This year, the Nikon D5300 Black Friday deals have started early, and there are already lots of discounts available on a variety of products. Even though there are still many large deals to come, several businesses are already providing holiday specials, including many Nikon D5300 Black Friday deals that are particularly noteworthy.
Along with providing you with advice and forecasts on what to anticipate during Black Friday 2022, we have compiled a list of the best early Nikon D5300 Black Friday deals that are already available for purchase.
Best Nikon D5300 Black Friday Deals
In addition to the early offers that Amazon has been giving, Best Buy, Walmart, and Target have already begun offering discounts for Nikon D5300 on Black Friday. In a strict sense, Black Friday won’t start until the next Friday, November 25. However, businesses continue to extend the holiday shopping season farther into October each year and keep sales going for longer.
We anticipate that inflation and persistent supply shortages will force shops to offer Black Friday Nikon D5300 deals earlier than usual and are more significant than typical on a wide variety of products, including Mirrorless Cameras, DSLR Cameras, and Camera Lenses. That is fantastic news for consumers who are shopping with the intention of reducing their spending.
The D5300 is Nikon’s “advanced beginner” digital single-lens reflex camera. It replaces the D5200 in the company’s APS-C lineup, which places it between the entry-level D3200 and the D7100, which is aimed at enthusiast photographers.
The D5300 features a 24MP sensor (the same as its 24MP APS-C stablemates), an articulating rear LCD, and more physical controls than the D3200. However, unlike the distinctly higher-market (and far more customizable) D7100, the D5300 lacks the dual-dial interface and professional-grade AF system.
The D5300 is almost an exact clone of its predecessor in terms of both its appearance and its ergonomics (albeit it is somewhat lighter and slightly smaller than its predecessor), but it is a more powerful camera on the inside in a handful of significant respects.
The D5300 has a sensor with 24 megapixels, but it does not have an anti-aliasing filter. This gives it a higher resolution than the D5200, which is similar to what we found when we tested the D7100 and the D800E. Even if the difference is little (especially when a built-in zoom is coupled), it is always encouraging to see advancements in essential image quality possibilities, particularly in models that fall in the middle price bracket.
The D5300 features an improved video mode that is now capable of recording full high-definition video in 1080p at 60 frames per second. Because of this, as well as the fully articulated 1.04 million-dot LCD screen, the D5300 should appeal to filmmakers in addition to still shooters. The screen is 3.2 inches, which is somewhat more comprehensive than the screen on the D5200, which measures 3 inches.
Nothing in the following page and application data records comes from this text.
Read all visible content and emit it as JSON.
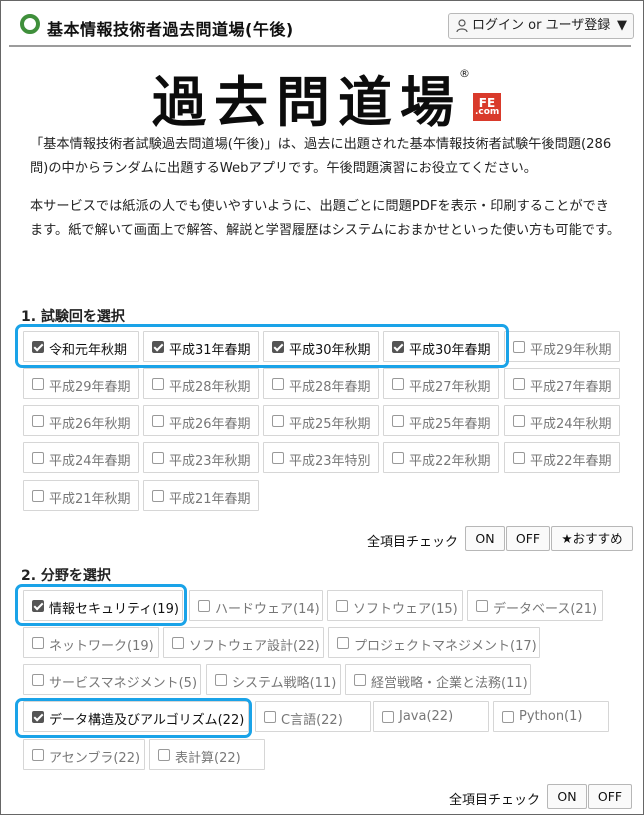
{
  "header": {
    "site_title": "基本情報技術者過去問道場(午後)",
    "login_label": "ログイン or ユーザ登録",
    "login_caret": "▼"
  },
  "brand": {
    "logo_text": "過去問道場",
    "reg_mark": "®",
    "fe_badge_top": "FE",
    "fe_badge_bottom": ".com"
  },
  "intro": {
    "paragraph1": "「基本情報技術者試験過去問道場(午後)」は、過去に出題された基本情報技術者試験午後問題(286問)の中からランダムに出題するWebアプリです。午後問題演習にお役立てください。",
    "paragraph2": "本サービスでは紙派の人でも使いやすいように、出題ごとに問題PDFを表示・印刷することができます。紙で解いて画面上で解答、解説と学習履歴はシステムにおまかせといった使い方も可能です。"
  },
  "section1": {
    "title": "1. 試験回を選択",
    "exams": [
      {
        "label": "令和元年秋期",
        "checked": true
      },
      {
        "label": "平成31年春期",
        "checked": true
      },
      {
        "label": "平成30年秋期",
        "checked": true
      },
      {
        "label": "平成30年春期",
        "checked": true
      },
      {
        "label": "平成29年秋期",
        "checked": false
      },
      {
        "label": "平成29年春期",
        "checked": false
      },
      {
        "label": "平成28年秋期",
        "checked": false
      },
      {
        "label": "平成28年春期",
        "checked": false
      },
      {
        "label": "平成27年秋期",
        "checked": false
      },
      {
        "label": "平成27年春期",
        "checked": false
      },
      {
        "label": "平成26年秋期",
        "checked": false
      },
      {
        "label": "平成26年春期",
        "checked": false
      },
      {
        "label": "平成25年秋期",
        "checked": false
      },
      {
        "label": "平成25年春期",
        "checked": false
      },
      {
        "label": "平成24年秋期",
        "checked": false
      },
      {
        "label": "平成24年春期",
        "checked": false
      },
      {
        "label": "平成23年秋期",
        "checked": false
      },
      {
        "label": "平成23年特別",
        "checked": false
      },
      {
        "label": "平成22年秋期",
        "checked": false
      },
      {
        "label": "平成22年春期",
        "checked": false
      },
      {
        "label": "平成21年秋期",
        "checked": false
      },
      {
        "label": "平成21年春期",
        "checked": false
      }
    ],
    "check_all_label": "全項目チェック",
    "on_label": "ON",
    "off_label": "OFF",
    "recommend_label": "★おすすめ"
  },
  "section2": {
    "title": "2. 分野を選択",
    "fields": [
      {
        "label": "情報セキュリティ(19)",
        "checked": true
      },
      {
        "label": "ハードウェア(14)",
        "checked": false
      },
      {
        "label": "ソフトウェア(15)",
        "checked": false
      },
      {
        "label": "データベース(21)",
        "checked": false
      },
      {
        "label": "ネットワーク(19)",
        "checked": false
      },
      {
        "label": "ソフトウェア設計(22)",
        "checked": false
      },
      {
        "label": "プロジェクトマネジメント(17)",
        "checked": false
      },
      {
        "label": "サービスマネジメント(5)",
        "checked": false
      },
      {
        "label": "システム戦略(11)",
        "checked": false
      },
      {
        "label": "経営戦略・企業と法務(11)",
        "checked": false
      },
      {
        "label": "データ構造及びアルゴリズム(22)",
        "checked": true
      },
      {
        "label": "C言語(22)",
        "checked": false
      },
      {
        "label": "Java(22)",
        "checked": false
      },
      {
        "label": "Python(1)",
        "checked": false
      },
      {
        "label": "アセンブラ(22)",
        "checked": false
      },
      {
        "label": "表計算(22)",
        "checked": false
      }
    ],
    "check_all_label": "全項目チェック",
    "on_label": "ON",
    "off_label": "OFF"
  },
  "colors": {
    "highlight": "#1aa3e8",
    "logo_green": "#3f8f3b",
    "fe_red": "#d93a2b"
  }
}
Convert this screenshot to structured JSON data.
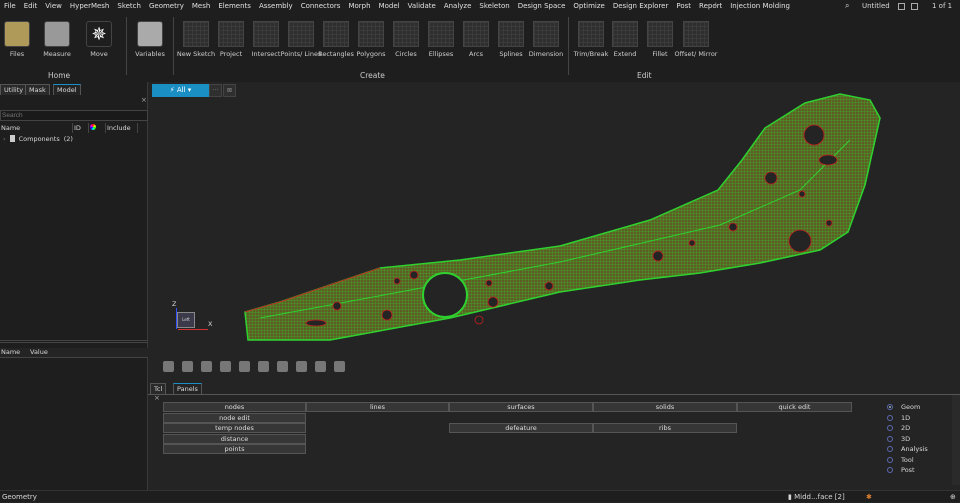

Built-in Wi-Fi and GPS are both industry firsts for Nikon’s DSLR line-up, but they are features that are easy to overlook despite their potential utility. The battery life has also been improved; according to the numbers provided by CIPA, the D5300 has an endurance of 600 shots, whereas the D5200 only had an endurance of 500.
Keep in mind, however, that this figure does not take into account additional functions like Wi-Fi or GPS and that activating these other services would reduce the amount of time you can spend shooting.
The Nikon D5300 is readily categorized as an incremental upgrade because it only adds a few features to its previous model, the Nikon D5200, and only a few of those additions are significant. The fact that the Nikon D5200 can be converted into an APS-C DSLR with 24 megapixels, no low optical pass filter, 1080/60p HD video recording, a fully articulated display, and built-in Wi-Fi with only a few additional accessories speak volumes about the quality of this camera. In terms of the specs that can be found in writing, the D5300 appears to be “fully equipped.”
A touchscreen LCD is the one thing that we feel is absolutely necessary for it to have. We’ve grown to enjoy the ability to execute some functions by touching on rival cameras, particularly in live view mode when it comes to things like exposure correction and AF point setting.
Additionally, we would like to see dual control dials, which is a feature that Nikon has historically reserved for its more costly models but that several of Nikon’s competitors provide at this price point.
Nikon D5300 Specifications
- 24.1-megapixel CMOS sensor in DX format, processing by EXPEED 4 without an OLPF, standard ISO 100-12,800, and continuous
- shooting at up to 25,600 expanded frames per second
- 39-point autofocus system, nine sensors cross-type, 2016-pixel RGB metering sensor, 1080p/60 video recording, built-in stereo mic,
- 1.04 million dots, 3.2-inch variable-angle LCD monitor